Brooklyn, New York (PressExposure) July 24, 2008 -- In the wake of the tragic circumstances that led to the death of a woman on the waiting room floor of Kings County Hospital (part of the New York City Health and Hospitals Corporation (HHC)), author K. Candis Best's new book Leaving Legacies: Reflections from the Prickly Path to Leadership (currently available through Amazon.com) offers an unvarnished look at what it was like to run another of the system's hospitals. Speaking about the Kings County incident, Best says, "When something awful like this happens, it's easy to write the entire system off as broken and unfixable. But there are also incredibly dedicated and concerned employees working in those hospitals. The challenges are real and the problems aren't easy to fix, but there is also a history of success there."
Best pulls no punches in her candid account of a highly politicized and at times self-defeating HHC system. In this memoir, she shares the various sources of inspiration she relied upon to combat the dysfunction and low morale that greeted her upon joining, moving up and ultimately off the corporate ladder at Woodhull Medical Center, another one of HHC's most notorious hospitals
Best writes about both the good and the bad that occurred during her tenure in an unflinching but balanced look at the system's problems and possibilities.

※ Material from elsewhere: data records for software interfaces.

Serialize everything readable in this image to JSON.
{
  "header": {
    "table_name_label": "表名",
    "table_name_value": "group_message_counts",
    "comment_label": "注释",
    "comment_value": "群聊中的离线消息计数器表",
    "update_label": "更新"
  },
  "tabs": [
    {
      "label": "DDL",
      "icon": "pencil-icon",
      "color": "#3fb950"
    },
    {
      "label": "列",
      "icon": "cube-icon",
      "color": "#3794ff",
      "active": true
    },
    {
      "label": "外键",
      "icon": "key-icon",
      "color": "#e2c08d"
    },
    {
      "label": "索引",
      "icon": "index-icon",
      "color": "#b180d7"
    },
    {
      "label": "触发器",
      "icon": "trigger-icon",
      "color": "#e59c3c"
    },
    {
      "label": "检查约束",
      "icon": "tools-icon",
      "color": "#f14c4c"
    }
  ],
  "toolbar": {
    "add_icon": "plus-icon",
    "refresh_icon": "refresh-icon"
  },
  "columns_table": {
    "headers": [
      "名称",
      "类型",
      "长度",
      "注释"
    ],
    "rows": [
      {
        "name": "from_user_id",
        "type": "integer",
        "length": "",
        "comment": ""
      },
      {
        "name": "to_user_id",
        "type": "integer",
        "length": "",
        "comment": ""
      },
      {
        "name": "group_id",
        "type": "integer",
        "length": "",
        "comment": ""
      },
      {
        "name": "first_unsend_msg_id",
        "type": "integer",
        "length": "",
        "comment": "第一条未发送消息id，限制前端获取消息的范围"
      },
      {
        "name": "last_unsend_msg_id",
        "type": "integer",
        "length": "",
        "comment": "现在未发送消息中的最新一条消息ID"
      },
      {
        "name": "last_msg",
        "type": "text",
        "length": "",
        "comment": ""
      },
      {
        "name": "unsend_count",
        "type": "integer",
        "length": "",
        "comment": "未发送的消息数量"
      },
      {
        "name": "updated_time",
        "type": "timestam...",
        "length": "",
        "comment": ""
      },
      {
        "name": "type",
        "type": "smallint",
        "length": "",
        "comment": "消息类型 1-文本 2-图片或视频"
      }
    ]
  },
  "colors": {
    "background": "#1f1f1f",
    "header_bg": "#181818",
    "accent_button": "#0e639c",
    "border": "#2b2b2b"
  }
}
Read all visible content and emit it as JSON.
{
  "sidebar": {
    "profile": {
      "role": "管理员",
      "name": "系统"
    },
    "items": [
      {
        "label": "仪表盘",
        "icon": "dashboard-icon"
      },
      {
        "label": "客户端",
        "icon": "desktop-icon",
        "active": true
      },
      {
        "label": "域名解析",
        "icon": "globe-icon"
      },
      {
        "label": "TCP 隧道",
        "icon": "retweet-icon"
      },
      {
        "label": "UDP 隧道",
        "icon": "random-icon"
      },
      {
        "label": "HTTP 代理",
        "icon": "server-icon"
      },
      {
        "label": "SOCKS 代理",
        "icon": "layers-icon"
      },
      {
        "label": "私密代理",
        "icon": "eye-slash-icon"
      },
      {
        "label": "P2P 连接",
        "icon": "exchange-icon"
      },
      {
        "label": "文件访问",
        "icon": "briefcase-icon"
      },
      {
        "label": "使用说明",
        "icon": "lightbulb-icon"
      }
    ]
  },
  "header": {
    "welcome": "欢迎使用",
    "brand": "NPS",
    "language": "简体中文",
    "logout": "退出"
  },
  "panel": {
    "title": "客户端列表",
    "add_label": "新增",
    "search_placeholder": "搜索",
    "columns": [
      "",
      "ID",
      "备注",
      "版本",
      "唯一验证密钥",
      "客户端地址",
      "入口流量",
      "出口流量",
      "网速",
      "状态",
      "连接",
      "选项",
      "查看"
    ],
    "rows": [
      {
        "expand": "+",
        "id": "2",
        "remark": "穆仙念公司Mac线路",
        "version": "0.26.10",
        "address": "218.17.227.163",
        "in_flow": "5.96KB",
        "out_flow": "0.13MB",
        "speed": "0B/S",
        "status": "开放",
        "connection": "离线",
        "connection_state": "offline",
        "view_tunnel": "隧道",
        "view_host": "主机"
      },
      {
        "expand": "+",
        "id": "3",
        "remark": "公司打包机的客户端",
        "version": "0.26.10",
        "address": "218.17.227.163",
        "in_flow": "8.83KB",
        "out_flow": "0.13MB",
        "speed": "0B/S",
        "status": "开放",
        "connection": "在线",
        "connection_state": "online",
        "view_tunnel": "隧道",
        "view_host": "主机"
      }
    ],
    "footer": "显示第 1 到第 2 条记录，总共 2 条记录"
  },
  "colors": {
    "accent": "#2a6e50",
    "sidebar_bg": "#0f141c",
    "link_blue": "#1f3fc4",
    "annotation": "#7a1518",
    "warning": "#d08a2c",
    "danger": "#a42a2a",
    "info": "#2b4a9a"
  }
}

According to those who worked with her, Leaving Legacies offers that and more. Norma Wright, who was a Senior Associate Executive Director for HHC and is now a healthcare consultant called the book, "[a]n easy read." Recalling her experiences at HHC she says, "even though I lived part of [the story], it is still an excellent guide. I remember becoming management for the first time in my life at HHC and the training, the instruction, the motivation - it wasn't there. My first leader there told me 'there is no roadmap or training, you find your way,' but 20 years later this book is it. Reading the book is like a roadmap for so many of us who need it."
Former HHC colleague, Christie Davis says of her experiences as detailed in the book, "[Candis] dealt with a staff that looked like they could not be helped. She taught and inspired them to do incredible things. She led from her gut and believed that they could operate at another level. I lived through this with her and as staff we were excited that she had a vision for us. Now as a director for a staff of 1,000, I try to take from what she taught me about how to put a good team together."
Spanning an eleven year career, Leaving Legacies introduces the reader to a host of eccentric and amusing characters, weaved among stories "too bizarre to be believed and too outrageous to be believable fiction." But what sets this memoir apart, are the moving narratives Best sprinkles into her story. The reader grows as she grows, enjoying the benefits of her reflections on leadership. Says Best, "One of my hopes for this book is that it will spark a dialogue about what inspirational leadership really means and show that you can make a positive impact under even the most dire conditions." Judging from the system's recent issues, it's a message that's coming just in time.